I've been following IE and how it relates to web standards for quite some time now. I haven't been all that vocal over the past two years because, mainly, IE has been moving rapidly and in the right direction. For all the progress made, however, Internet Explorer's detractors - many who are fans of the SCOFF Browsers™ (Safari, Chrome, Opera & Firefox) - are not so much interested in web standards as they are in deriding Microsoft and its products. IE's lack of web standards became a rallying point for them. But times have changed.
Let's stop for a moment and take a look at IE and how it has progressed in just the past five years.
Web designers five years ago complained about the IE6 Box Model. It was fundamentally at odds with the W3C Spec. They didn't bother to mention that IE6 was in the marketplace before the spec was approved. Still, the browser did not conform and the W3C Standard that was the measure of success. Surprisingly, despite being the overwhelmingly dominant browser on the planet, Microsoft succumbed to our requests, and altered its box model in IE7 and IE8 to the point where IE8 when released was as conforming to the W3C CSS 2.1 spec as any other browser on the market at that time.
The SCOFF Browser crowd, never wanting to give ground to IE, moved onto less fundamental issues: Rounded Corners, CSS3 support, media queries, web fonts, ECMAScript event conformance, HTML5, the list goes on.
Well, we awoke the giant, and Microsoft has a browser in development that is taking IE from worst to first. The IE9 team is going to release a watershed browser next year. Its CSS3 support is stellar, its rendering of border radius is superior to the SCOFF Browsers, handles web fonts, the W3C DOM event model, and excellent HTML5 compliance. And did I mention it's fast?
Update: converted dead links to individual tests.
Which brings us to the next conundrum for the anti-IE crowd. It seems that the only benchmarks that matter to them are those where IE does not win. Once IE shows conformance or superiority, the haters decide that a standard that was oh-so-important was never really important after all.

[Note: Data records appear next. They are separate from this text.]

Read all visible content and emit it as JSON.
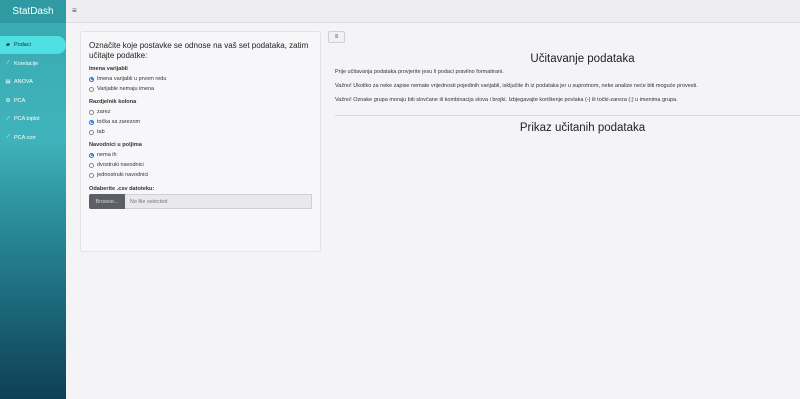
{
  "sidebar": {
    "brand": "StatDash",
    "items": [
      {
        "label": "Podaci",
        "icon": "folder-open-icon",
        "glyph": "▰"
      },
      {
        "label": "Korelacije",
        "icon": "line-chart-icon",
        "glyph": "⟋"
      },
      {
        "label": "ANOVA",
        "icon": "table-icon",
        "glyph": "▤"
      },
      {
        "label": "PCA",
        "icon": "gear-icon",
        "glyph": "⚙"
      },
      {
        "label": "PCA biplot",
        "icon": "line-chart-icon",
        "glyph": "⟋"
      },
      {
        "label": "PCA corr",
        "icon": "line-chart-icon",
        "glyph": "⟋"
      }
    ]
  },
  "topbar": {
    "toggle": "≡"
  },
  "panel": {
    "title": "Označite koje postavke se odnose na vaš set podataka, zatim učitajte podatke:",
    "header_group": {
      "label": "Imena varijabli",
      "options": [
        "Imena varijabli u prvom redu",
        "Varijable nemaju imena"
      ],
      "selected": 0
    },
    "sep_group": {
      "label": "Razdjelnik kolona",
      "options": [
        "zarez",
        "točka sa zarezom",
        "tab"
      ],
      "selected": 1
    },
    "quote_group": {
      "label": "Navodnici u poljima",
      "options": [
        "nema ih",
        "dvostruki navodnici",
        "jednostruki navodnici"
      ],
      "selected": 0
    },
    "file": {
      "label": "Odaberite .csv datoteku:",
      "button": "Browse...",
      "placeholder": "No file selected"
    }
  },
  "main": {
    "menu_button": "≡",
    "title": "Učitavanje podataka",
    "paragraphs": [
      "Prije učitavanja podataka provjerite jesu li podaci pravilno formatirani.",
      "Važno! Ukoliko za neke zapise nemate vrijednosti pojedinih varijabli, isključite ih iz podataka jer u suprotnom, neke analize neće biti moguće provesti.",
      "Važno! Oznake grupa moraju biti slovčane ili kombinacija slova i brojki. Izbjegavajte korištenje povlaka (-) ili točki-zareza (;) u imenima grupa."
    ],
    "subtitle": "Prikaz učitanih podataka"
  }
}
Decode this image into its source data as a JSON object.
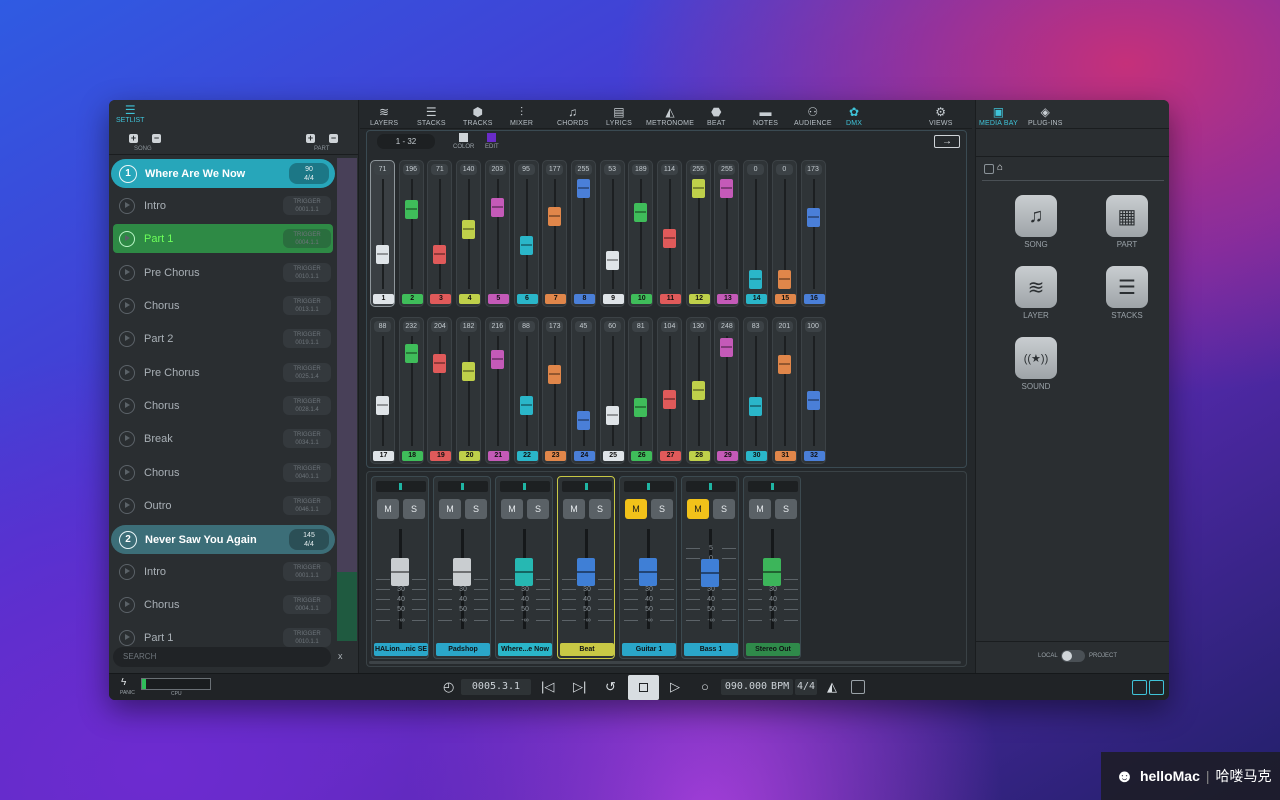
{
  "setlist": {
    "tab_label": "SETLIST",
    "song_label": "SONG",
    "part_label": "PART",
    "search_placeholder": "SEARCH",
    "search_clear": "x",
    "songs": [
      {
        "num": "1",
        "title": "Where Are We Now",
        "badge_top": "90",
        "badge_bottom": "4/4",
        "color": "#27a6ba",
        "parts": [
          {
            "name": "Intro",
            "trig": "TRIGGER",
            "pos": "0001.1.1"
          },
          {
            "name": "Part 1",
            "trig": "TRIGGER",
            "pos": "0004.1.1",
            "active": true
          },
          {
            "name": "Pre Chorus",
            "trig": "TRIGGER",
            "pos": "0010.1.1"
          },
          {
            "name": "Chorus",
            "trig": "TRIGGER",
            "pos": "0013.1.1"
          },
          {
            "name": "Part 2",
            "trig": "TRIGGER",
            "pos": "0019.1.1"
          },
          {
            "name": "Pre Chorus",
            "trig": "TRIGGER",
            "pos": "0025.1.4"
          },
          {
            "name": "Chorus",
            "trig": "TRIGGER",
            "pos": "0028.1.4"
          },
          {
            "name": "Break",
            "trig": "TRIGGER",
            "pos": "0034.1.1"
          },
          {
            "name": "Chorus",
            "trig": "TRIGGER",
            "pos": "0040.1.1"
          },
          {
            "name": "Outro",
            "trig": "TRIGGER",
            "pos": "0046.1.1"
          }
        ]
      },
      {
        "num": "2",
        "title": "Never Saw You Again",
        "badge_top": "145",
        "badge_bottom": "4/4",
        "color": "#3c6e78",
        "parts": [
          {
            "name": "Intro",
            "trig": "TRIGGER",
            "pos": "0001.1.1"
          },
          {
            "name": "Chorus",
            "trig": "TRIGGER",
            "pos": "0004.1.1"
          },
          {
            "name": "Part 1",
            "trig": "TRIGGER",
            "pos": "0010.1.1"
          }
        ]
      }
    ]
  },
  "toolbar": [
    {
      "label": "LAYERS",
      "icon": "layers-icon",
      "glyph": "≋"
    },
    {
      "label": "STACKS",
      "icon": "stacks-icon",
      "glyph": "☰"
    },
    {
      "label": "TRACKS",
      "icon": "tracks-icon",
      "glyph": "⬢"
    },
    {
      "label": "MIXER",
      "icon": "mixer-icon",
      "glyph": "⫶"
    },
    {
      "label": "CHORDS",
      "icon": "chords-icon",
      "glyph": "♫"
    },
    {
      "label": "LYRICS",
      "icon": "lyrics-icon",
      "glyph": "▤"
    },
    {
      "label": "METRONOME",
      "icon": "metronome-icon",
      "glyph": "◭"
    },
    {
      "label": "BEAT",
      "icon": "beat-icon",
      "glyph": "⬣"
    },
    {
      "label": "NOTES",
      "icon": "notes-icon",
      "glyph": "▬"
    },
    {
      "label": "AUDIENCE",
      "icon": "audience-icon",
      "glyph": "⚇"
    },
    {
      "label": "DMX",
      "icon": "dmx-icon",
      "glyph": "✿",
      "active": true
    },
    {
      "label": "VIEWS",
      "icon": "gear-icon",
      "glyph": "⚙"
    }
  ],
  "dmx": {
    "range": "1 - 32",
    "color_label": "COLOR",
    "edit_label": "EDIT",
    "arrow": "→",
    "channels": [
      {
        "n": "1",
        "v": 71,
        "c": "#dfe4e8"
      },
      {
        "n": "2",
        "v": 196,
        "c": "#3fbd5a"
      },
      {
        "n": "3",
        "v": 71,
        "c": "#e05a5a"
      },
      {
        "n": "4",
        "v": 140,
        "c": "#bfd04a"
      },
      {
        "n": "5",
        "v": 203,
        "c": "#c45ab8"
      },
      {
        "n": "6",
        "v": 95,
        "c": "#2ab6c9"
      },
      {
        "n": "7",
        "v": 177,
        "c": "#e0864a"
      },
      {
        "n": "8",
        "v": 255,
        "c": "#4a7fd8"
      },
      {
        "n": "9",
        "v": 53,
        "c": "#dfe4e8"
      },
      {
        "n": "10",
        "v": 189,
        "c": "#3fbd5a"
      },
      {
        "n": "11",
        "v": 114,
        "c": "#e05a5a"
      },
      {
        "n": "12",
        "v": 255,
        "c": "#bfd04a"
      },
      {
        "n": "13",
        "v": 255,
        "c": "#c45ab8"
      },
      {
        "n": "14",
        "v": 0,
        "c": "#2ab6c9"
      },
      {
        "n": "15",
        "v": 0,
        "c": "#e0864a"
      },
      {
        "n": "16",
        "v": 173,
        "c": "#4a7fd8"
      },
      {
        "n": "17",
        "v": 88,
        "c": "#dfe4e8"
      },
      {
        "n": "18",
        "v": 232,
        "c": "#3fbd5a"
      },
      {
        "n": "19",
        "v": 204,
        "c": "#e05a5a"
      },
      {
        "n": "20",
        "v": 182,
        "c": "#bfd04a"
      },
      {
        "n": "21",
        "v": 216,
        "c": "#c45ab8"
      },
      {
        "n": "22",
        "v": 88,
        "c": "#2ab6c9"
      },
      {
        "n": "23",
        "v": 173,
        "c": "#e0864a"
      },
      {
        "n": "24",
        "v": 45,
        "c": "#4a7fd8"
      },
      {
        "n": "25",
        "v": 60,
        "c": "#dfe4e8"
      },
      {
        "n": "26",
        "v": 81,
        "c": "#3fbd5a"
      },
      {
        "n": "27",
        "v": 104,
        "c": "#e05a5a"
      },
      {
        "n": "28",
        "v": 130,
        "c": "#bfd04a"
      },
      {
        "n": "29",
        "v": 248,
        "c": "#c45ab8"
      },
      {
        "n": "30",
        "v": 83,
        "c": "#2ab6c9"
      },
      {
        "n": "31",
        "v": 201,
        "c": "#e0864a"
      },
      {
        "n": "32",
        "v": 100,
        "c": "#4a7fd8"
      }
    ]
  },
  "mixer": {
    "mute_label": "M",
    "solo_label": "S",
    "scale": [
      "20",
      "30",
      "40",
      "50",
      "-∞"
    ],
    "bass_scale": [
      "5",
      "0",
      "20",
      "30",
      "40",
      "50",
      "-∞"
    ],
    "strips": [
      {
        "name": "HALion...nic SE",
        "color": "#2aa6c9",
        "knob": "#c9cdd0",
        "level": 0.52,
        "m": false,
        "sel": false
      },
      {
        "name": "Padshop",
        "color": "#2aa6c9",
        "knob": "#c9cdd0",
        "level": 0.52,
        "m": false,
        "sel": false
      },
      {
        "name": "Where...e Now",
        "color": "#2ab6c9",
        "knob": "#26b8b2",
        "level": 0.52,
        "m": false,
        "sel": false
      },
      {
        "name": "Beat",
        "color": "#c8c845",
        "knob": "#3f7fd6",
        "level": 0.52,
        "m": false,
        "sel": true
      },
      {
        "name": "Guitar 1",
        "color": "#2aa6c9",
        "knob": "#3f7fd6",
        "level": 0.52,
        "m": true,
        "sel": false
      },
      {
        "name": "Bass 1",
        "color": "#2aa6c9",
        "knob": "#3f7fd6",
        "level": 0.32,
        "m": true,
        "sel": false
      },
      {
        "name": "Stereo Out",
        "color": "#2f8a4a",
        "knob": "#3cb55a",
        "level": 0.52,
        "m": false,
        "sel": false
      }
    ]
  },
  "right": {
    "tab1": "MEDIA BAY",
    "tab2": "PLUG-INS",
    "tiles": [
      {
        "label": "SONG",
        "icon": "song-icon",
        "glyph": "♫"
      },
      {
        "label": "PART",
        "icon": "part-icon",
        "glyph": "▦"
      },
      {
        "label": "LAYER",
        "icon": "layer-icon",
        "glyph": "≋"
      },
      {
        "label": "STACKS",
        "icon": "stacks-icon",
        "glyph": "☰"
      },
      {
        "label": "SOUND",
        "icon": "sound-icon",
        "glyph": "((★))"
      }
    ],
    "local": "LOCAL",
    "project": "PROJECT"
  },
  "transport": {
    "panic": "PANIC",
    "cpu": "CPU",
    "position": "0005.3.1",
    "tempo": "090.000",
    "bpm": "BPM",
    "signature": "4/4"
  },
  "watermark": {
    "brand": "helloMac",
    "cn": "哈喽马克"
  }
}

Or, a test that was the defacto standard, is now fundamentally flawed and biased.
To Microsoft's credit, it never allowed itself to chase a ghost. It did not chase any arbitrary or specific benchmark. What Microsoft did do was to analyze actual websites, and approach performance in a holistic manner. The IE Team produced charts and showed how different types of sites have very different load time profiles. This discussion was a breath of fresh air and sanity amongst the din of the scoffers.
Which has lead up to this week's IE9 Preview 7 Release and the chart:

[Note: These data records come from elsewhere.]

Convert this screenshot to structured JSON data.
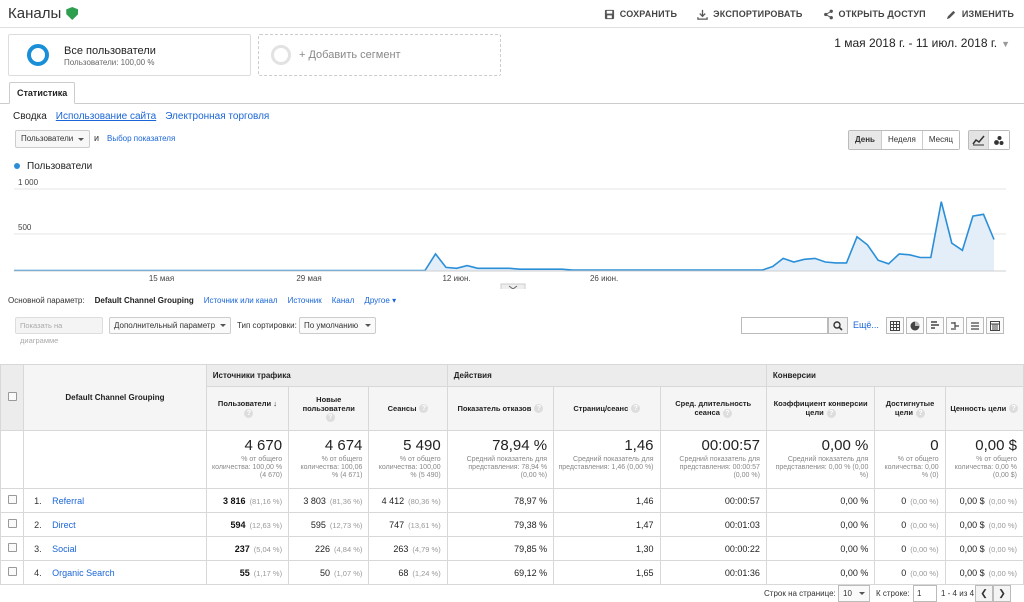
{
  "header": {
    "title": "Каналы",
    "actions": [
      "СОХРАНИТЬ",
      "ЭКСПОРТИРОВАТЬ",
      "ОТКРЫТЬ ДОСТУП",
      "ИЗМЕНИТЬ"
    ]
  },
  "segments": {
    "active": {
      "name": "Все пользователи",
      "sub": "Пользователи: 100,00 %"
    },
    "add": "+ Добавить сегмент"
  },
  "date_range": "1 мая 2018 г. - 11 июл. 2018 г.",
  "tab": "Статистика",
  "subtabs": [
    "Сводка",
    "Использование сайта",
    "Электронная торговля"
  ],
  "metric": {
    "selected": "Пользователи",
    "and": "и",
    "picker": "Выбор показателя"
  },
  "granularity": [
    "День",
    "Неделя",
    "Месяц"
  ],
  "chart_data": {
    "type": "line",
    "series_name": "Пользователи",
    "y_ticks": [
      "1 000",
      "500"
    ],
    "ylim": [
      0,
      1000
    ],
    "x_ticks": [
      "15 мая",
      "29 мая",
      "12 июн.",
      "26 июн."
    ],
    "values": [
      6,
      6,
      6,
      6,
      6,
      6,
      6,
      6,
      6,
      6,
      6,
      6,
      6,
      6,
      6,
      6,
      6,
      6,
      6,
      6,
      6,
      6,
      6,
      6,
      6,
      6,
      6,
      6,
      6,
      6,
      6,
      6,
      6,
      6,
      6,
      6,
      6,
      6,
      6,
      6,
      190,
      40,
      30,
      60,
      30,
      30,
      30,
      30,
      20,
      20,
      20,
      20,
      20,
      10,
      10,
      10,
      10,
      10,
      10,
      10,
      10,
      10,
      10,
      10,
      10,
      10,
      10,
      10,
      10,
      10,
      10,
      10,
      50,
      140,
      100,
      130,
      140,
      100,
      90,
      90,
      380,
      290,
      120,
      80,
      190,
      180,
      150,
      150,
      770,
      310,
      230,
      610,
      630,
      350
    ]
  },
  "primary_dim": {
    "label": "Основной параметр:",
    "current": "Default Channel Grouping",
    "options": [
      "Источник или канал",
      "Источник",
      "Канал",
      "Другое"
    ]
  },
  "toolbar": {
    "plot_rows": "Показать на диаграмме",
    "secondary": "Дополнительный параметр",
    "sort_label": "Тип сортировки:",
    "sort_value": "По умолчанию",
    "more": "Ещё..."
  },
  "table": {
    "dim_header": "Default Channel Grouping",
    "groups": [
      "Источники трафика",
      "Действия",
      "Конверсии"
    ],
    "columns": [
      "Пользователи",
      "Новые пользователи",
      "Сеансы",
      "Показатель отказов",
      "Страниц/сеанс",
      "Сред. длительность сеанса",
      "Коэффициент конверсии цели",
      "Достигнутые цели",
      "Ценность цели"
    ],
    "totals": [
      {
        "v": "4 670",
        "s": "% от общего количества: 100,00 % (4 670)"
      },
      {
        "v": "4 674",
        "s": "% от общего количества: 100,06 % (4 671)"
      },
      {
        "v": "5 490",
        "s": "% от общего количества: 100,00 % (5 490)"
      },
      {
        "v": "78,94 %",
        "s": "Средний показатель для представления: 78,94 % (0,00 %)"
      },
      {
        "v": "1,46",
        "s": "Средний показатель для представления: 1,46 (0,00 %)"
      },
      {
        "v": "00:00:57",
        "s": "Средний показатель для представления: 00:00:57 (0,00 %)"
      },
      {
        "v": "0,00 %",
        "s": "Средний показатель для представления: 0,00 % (0,00 %)"
      },
      {
        "v": "0",
        "s": "% от общего количества: 0,00 % (0)"
      },
      {
        "v": "0,00 $",
        "s": "% от общего количества: 0,00 % (0,00 $)"
      }
    ],
    "rows": [
      {
        "idx": "1.",
        "name": "Referral",
        "users": "3 816",
        "users_pct": "(81,16 %)",
        "new": "3 803",
        "new_pct": "(81,36 %)",
        "sess": "4 412",
        "sess_pct": "(80,36 %)",
        "bounce": "78,97 %",
        "pps": "1,46",
        "dur": "00:00:57",
        "cr": "0,00 %",
        "goals": "0",
        "goals_pct": "(0,00 %)",
        "val": "0,00 $",
        "val_pct": "(0,00 %)"
      },
      {
        "idx": "2.",
        "name": "Direct",
        "users": "594",
        "users_pct": "(12,63 %)",
        "new": "595",
        "new_pct": "(12,73 %)",
        "sess": "747",
        "sess_pct": "(13,61 %)",
        "bounce": "79,38 %",
        "pps": "1,47",
        "dur": "00:01:03",
        "cr": "0,00 %",
        "goals": "0",
        "goals_pct": "(0,00 %)",
        "val": "0,00 $",
        "val_pct": "(0,00 %)"
      },
      {
        "idx": "3.",
        "name": "Social",
        "users": "237",
        "users_pct": "(5,04 %)",
        "new": "226",
        "new_pct": "(4,84 %)",
        "sess": "263",
        "sess_pct": "(4,79 %)",
        "bounce": "79,85 %",
        "pps": "1,30",
        "dur": "00:00:22",
        "cr": "0,00 %",
        "goals": "0",
        "goals_pct": "(0,00 %)",
        "val": "0,00 $",
        "val_pct": "(0,00 %)"
      },
      {
        "idx": "4.",
        "name": "Organic Search",
        "users": "55",
        "users_pct": "(1,17 %)",
        "new": "50",
        "new_pct": "(1,07 %)",
        "sess": "68",
        "sess_pct": "(1,24 %)",
        "bounce": "69,12 %",
        "pps": "1,65",
        "dur": "00:01:36",
        "cr": "0,00 %",
        "goals": "0",
        "goals_pct": "(0,00 %)",
        "val": "0,00 $",
        "val_pct": "(0,00 %)"
      }
    ]
  },
  "footer": {
    "rows_label": "Строк на странице:",
    "rows_value": "10",
    "goto_label": "К строке:",
    "goto_value": "1",
    "range": "1 - 4 из 4"
  },
  "colors": {
    "accent": "#1a8fd8",
    "line": "#2b8fd8",
    "verified": "#2e9e4f"
  }
}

So let's move our attention to the SCOFF Browsers and start asking them why they can't keep up with IE9 in these tests? Why can't Safari produce dotted borders on rounded corners? Why is Firefox's DOM Capabilities lagging? When are Opera and Chrome going to improve their CSS3 box shadow support? And why can't anyone touch the IE9 HTML5 performance that makes HTML5 an application platform?
The point here is that Microsoft, in IE9, is bringing to the market a browser that meets or exceeds expectations in nearly every area we have ever brought before them. And where web standards exist, IE9 is adhering to them. The IE9 team is to be commended for their effort, and Microsoft should be commended for waking from its development coma, listening to the web standards advocates, and producing a product that will draw users away from yesteryear's browsers.
The problem is that while IE9 is an exponential improvement over IE8, you're overestimating how good IE7 and IE8 were. The normal webdevelopment/web design process is still develop your site based on agreed upon standards and most of the time it will look picture perfect across the SCOFF browsers (love the term btw). That should be the end. But then you have to open IE6, IE7, and IE8 to hack them into looking and functioning correctly. Some webdevs charge an additional fee just to support IE6 (as they should). The IE team is still responsible for IE6-IE8. They don't magically go away when IE9 drops. Who's fault is that? Microsoft's... which they are creating another line in the sand since XP (the most popuplar operating system to date), can't upgrade to IE9.... but I digress. While IE9 is exponentially better than IE8, that is not saying a whole lot. I'd rather have my finger cut off than my hand... but if there was a "neither" option, I'd pick that first. IE8 is a huge hole to dig yourself out of. MSFT is catching up to the pack. What they need to do (since they only release every few years) is beat the pack and be ahead of us for a few months. As much as you feel they are, the people working with the browser daily (i'm in that group), don't feel that is the case.
In terms of the perf test, i thought we were in agreement that IE9 was not running tests that it should be http://twitter.com/carlcamera/statuses/5100174384832513 . If you think IE is handling the test fairly, then I should go make my own browser that detects sunspider and just returns 0 milliseconds for all the tests. It will blow the performance tops off all the browsers.
The only thing IE that comes to mind that IE dominates at is anything hardware accelerated... which I think is jsut canvas at this point. Largely because, to my knowledge, no other browser is hardware accelerated yet although chrome and firefox are working on it... and one would assume so is Opera but you never know with those guys. The funny thing is that Opera without hardware acceleration is not very far behind hardware-accelerated IE9.